The tourism related infrastructure has brought a lot of change to the majority of the local people who are not engaged across the various resorts and they are also a part in running the jeep safari rides, acting as local guides, chefs, etc. and the local community have setup ecotourism related activities as a way of providing the fringe villages of Manas National park and visitors get to admire the culture and traditions of the local people of Manas National Park. Raimona National Park being close to Manas National Park has a similar landscape and biodiversity and therefore with the place bring declared as a National Park, the infrastructure is sure to get a boost here and the local people will need to get involved to promote the biodiversity of the Raimona National Park to the World. Apart from conducting the jungle safari rides that will allow the visitors to Raimona National Park explore the flora, fauna and avifauna of the National Park, the local people who mostly belong to the Bodo tribe inhabiting the Kokrajhar district of Assam can highlight the ancient cultural and traditional practices to the visitors to Raimona National Park. The Bodo people are believed to be the oldest inhabitants of Assam who have settles in the state since times immemorial and they have a distinct traditional practice and cuisine and they also have a very colorful dance form called as the Bagurumba and this can be showcased to the visitors who will be coming to Raimona National Park and they will not only be limited to the wildlife of the Raimona National Park but will have the unique opportunity to participate in ecotourism related activities.
The local people of Raimona National Park can invite guests to their local villages and show them and also engage guests in their various traditional practices of agriculture farming, handicrafts making, handloom weaving, traditional fishing, silk worm rearing and harvesting, etc. and also allow guests to participate in the traditional cooking and rice wine brewing practices that will allow guests to appreciate their culture and also to savour the traditional wine and cuisne of the place. Visitors when they generally visit a National Park do not want to limit them to just the wildlife of the park but also want to learn more about the place when it comes to the culture of the place and the best example of the success story of this is the Manas National Park itself where the local people have showcased their culture and traditions to the visitors and they love to go out on guided tours across the local villages., They engage in various occupations of the local people and this in turn in a source of revenue generation.
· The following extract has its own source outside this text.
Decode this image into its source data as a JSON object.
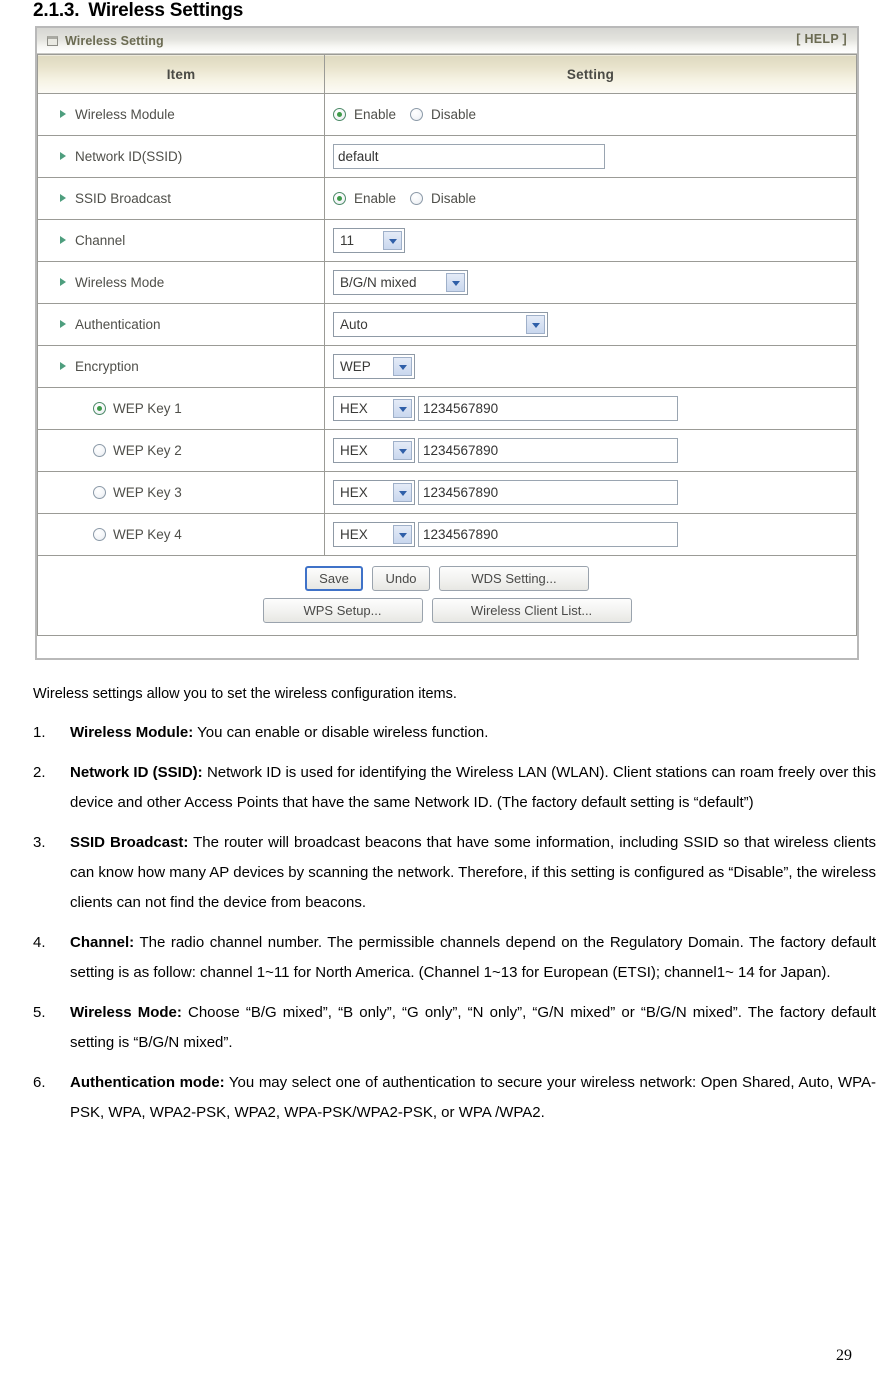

For example, when the visitors see the local women weaving on the traditional looms they get much more interest to make a purchase instead of just looking at the handloom at an emporium. Once they understand the effort involved in weaving one such handloom it is then they do not mind paying for the product.